According to General Igor Kirillov, commander of Russia's Nuclear, Biological and Chemical Protection Troops, the Defense Ministry's investigation into American-funded bioweapons labs has provided the Russian government with substantial evidence proving that the Ukrainian government in Kyiv attempted to infect residents of the Luhansk region with a highly pathogenic strain of tuberculosis in 2020. (Related: RUSSIAN CLAIM: Democrats, Soros and Gates set up Ukraine biolabs to make money for elections.)
"Leaflets made in the form of counterfeit banknotes were infected with the causative agent of tuberculosis and distributed among minors in the village of Stepove," said Kirillov. Since 2014, this village has been occupied by pro-Russian separatists in Luhansk.
Kirillov added that the organizers of these experiments deliberately targeted less hygienic children, including kids who were more likely to put random things in their mouths and handle food without washing their hands.
The general added that bacteriological studies among children in Stepove confirmed that the isolated bacteria investigators found on the leaflets were resistant to first- and second-line anti-tuberculosis drugs.
"The infection of the banknotes was most likely artificial since the material contains extremely dangerous strains of the pathogen in a concentration that can ensure infection and the development of the tuberculosis process," noted Kirillov.
Kirillov added that the spread of tuberculosis through the Luhansk region exhibited signs of "deliberate, man-made contamination [using] leaflets with biomaterials of high pathogenicity."
The Russian government further claimed that the experiments on children were run by foreign specialists of uncertain nationality who entered Ukraine through third-party nations to conceal America's involvement in the experiments.
These specialists were quickly evacuated from biolabs in the eastern portions of Ukraine to the country's west shortly before Russia launched its invasion. Kirillov said they took with them all of their equipment and the drugs they used.
At a recent meeting of the United Nations Security Council, Vasily Nebenzya, Russia's ambassador to the U.N., alleged that the U.S. is using its experimentation in Ukraine to develop bioweapons. These experiments include studying how water-borne pathogens spread.
"Ukrainian specialists, under the supervision of American colleagues, have regularly carried out a collection of water samples from rivers flowing through Ukraine," said Nebenzya. "The aim here is to establish the presence in them of specific dangerous pathogens, including cholera, typhoid, hepatitis A and E and to evaluate the way in which they spread through the water in order to draw conclusions on the ability of these pathogens to incapacitate."

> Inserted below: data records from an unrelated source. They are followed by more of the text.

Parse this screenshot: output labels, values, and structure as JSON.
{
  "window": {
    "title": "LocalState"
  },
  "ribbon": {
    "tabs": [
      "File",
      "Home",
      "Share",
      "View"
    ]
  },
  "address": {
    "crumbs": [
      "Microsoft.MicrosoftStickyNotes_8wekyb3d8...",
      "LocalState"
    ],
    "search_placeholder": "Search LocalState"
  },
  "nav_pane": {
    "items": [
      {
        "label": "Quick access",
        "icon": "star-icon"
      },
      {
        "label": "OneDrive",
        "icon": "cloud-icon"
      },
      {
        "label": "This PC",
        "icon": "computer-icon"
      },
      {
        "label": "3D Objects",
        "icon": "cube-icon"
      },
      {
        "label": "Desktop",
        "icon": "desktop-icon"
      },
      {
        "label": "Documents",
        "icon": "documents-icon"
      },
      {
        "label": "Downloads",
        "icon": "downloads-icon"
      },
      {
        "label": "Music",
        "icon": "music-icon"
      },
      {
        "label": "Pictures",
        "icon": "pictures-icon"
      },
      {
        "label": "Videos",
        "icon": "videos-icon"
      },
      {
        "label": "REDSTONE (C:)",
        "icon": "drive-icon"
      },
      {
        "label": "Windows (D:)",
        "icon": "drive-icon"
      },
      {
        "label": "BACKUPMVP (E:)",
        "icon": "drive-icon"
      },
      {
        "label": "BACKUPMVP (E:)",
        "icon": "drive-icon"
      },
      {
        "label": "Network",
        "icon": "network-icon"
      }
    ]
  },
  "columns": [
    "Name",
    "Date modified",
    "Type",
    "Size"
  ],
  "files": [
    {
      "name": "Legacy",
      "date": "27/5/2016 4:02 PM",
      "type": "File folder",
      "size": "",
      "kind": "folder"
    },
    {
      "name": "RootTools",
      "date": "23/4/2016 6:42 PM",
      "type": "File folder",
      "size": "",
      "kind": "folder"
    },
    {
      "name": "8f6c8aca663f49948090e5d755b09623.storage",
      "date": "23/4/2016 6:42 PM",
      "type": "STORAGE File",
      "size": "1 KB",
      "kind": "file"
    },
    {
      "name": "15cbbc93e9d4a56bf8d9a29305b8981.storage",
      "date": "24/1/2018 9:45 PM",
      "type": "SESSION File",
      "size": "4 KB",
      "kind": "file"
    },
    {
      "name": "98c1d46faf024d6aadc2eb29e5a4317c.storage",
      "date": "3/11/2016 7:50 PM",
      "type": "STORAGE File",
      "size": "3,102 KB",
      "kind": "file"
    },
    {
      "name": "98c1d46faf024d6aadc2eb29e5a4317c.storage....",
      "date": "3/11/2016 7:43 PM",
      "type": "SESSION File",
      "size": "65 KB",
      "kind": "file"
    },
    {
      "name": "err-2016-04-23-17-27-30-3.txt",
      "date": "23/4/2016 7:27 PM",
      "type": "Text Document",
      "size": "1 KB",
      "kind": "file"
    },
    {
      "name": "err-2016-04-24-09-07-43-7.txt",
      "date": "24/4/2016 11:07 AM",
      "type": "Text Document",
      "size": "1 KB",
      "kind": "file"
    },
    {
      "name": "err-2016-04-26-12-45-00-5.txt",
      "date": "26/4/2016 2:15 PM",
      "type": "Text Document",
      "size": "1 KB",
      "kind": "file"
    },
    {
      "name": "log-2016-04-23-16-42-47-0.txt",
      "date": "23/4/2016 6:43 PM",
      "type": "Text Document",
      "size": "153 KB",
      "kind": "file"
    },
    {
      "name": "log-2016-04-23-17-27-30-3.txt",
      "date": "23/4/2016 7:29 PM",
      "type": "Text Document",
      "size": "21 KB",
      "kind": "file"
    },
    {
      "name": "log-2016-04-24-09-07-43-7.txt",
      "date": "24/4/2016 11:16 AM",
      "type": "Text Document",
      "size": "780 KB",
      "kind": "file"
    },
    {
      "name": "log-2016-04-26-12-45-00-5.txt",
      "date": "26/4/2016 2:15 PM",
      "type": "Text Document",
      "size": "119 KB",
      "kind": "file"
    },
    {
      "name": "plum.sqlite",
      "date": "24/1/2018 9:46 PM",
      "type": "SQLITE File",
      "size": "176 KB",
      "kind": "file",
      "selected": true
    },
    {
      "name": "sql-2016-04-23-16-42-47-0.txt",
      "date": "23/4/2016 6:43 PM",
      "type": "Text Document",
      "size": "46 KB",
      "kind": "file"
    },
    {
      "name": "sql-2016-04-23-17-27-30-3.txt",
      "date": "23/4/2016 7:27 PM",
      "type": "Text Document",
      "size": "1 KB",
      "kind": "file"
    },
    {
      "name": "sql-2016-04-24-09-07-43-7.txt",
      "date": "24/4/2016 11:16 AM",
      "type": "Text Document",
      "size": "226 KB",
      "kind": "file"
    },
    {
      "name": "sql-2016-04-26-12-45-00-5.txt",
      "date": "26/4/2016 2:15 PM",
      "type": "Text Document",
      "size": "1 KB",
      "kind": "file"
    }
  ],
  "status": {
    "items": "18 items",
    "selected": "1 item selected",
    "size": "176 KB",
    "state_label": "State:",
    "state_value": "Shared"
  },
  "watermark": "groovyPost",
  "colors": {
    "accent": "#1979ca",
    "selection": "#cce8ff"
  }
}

"Then the collection of these samples was sent to the United States," continued Nebenzya. "We have a logical question: Why? Why is a collection of dangerous pathogens being collected by the United States, which might then be spread through the waters of this region?"
Nebenzya warned that the results of America's experimentation on river-borne pathogens could be used "to create a biological catastrophe, not only in Russia, but on the whole [region] through the waters of the Azov and Black Seas and in Eastern Europe."
During the same Security Council meeting, Nebenzya also accused the U.S. of deliberately refusing to strengthen the Biological Weapons Convention, a global treaty banning the use and prohibiting the development of bioweapons.
Nebenzya accused the U.S. of providing incoherent statements regarding American biological research activities and claiming that all activities "are by definition peaceful and 'beneficial' for the international community."
U.S. diplomats are also refusing to speak with journalists who demand answers regarding American cooperation with Ukrainian biological research activities, including such activities that contradict statements made by leading American officials.
Furthermore, Nebenzya has accused American representatives of rejecting an initiative to augment the Biological Weapons Convention that would require countries to report military biological activities conducted beyond their territories.
"This means that the U.S. intentionally blocks attempts to reinforce the Biological Weapons Convention regime, which aims to make it possible to efficiently detect violations of the Convention," said Nebenzya.
Bioterrorism.news has more on the U.S.-funded biolabs in Ukraine.
Watch this clip from the May 16 episode of "The Stew Peters Show" discussing Russia's accusations.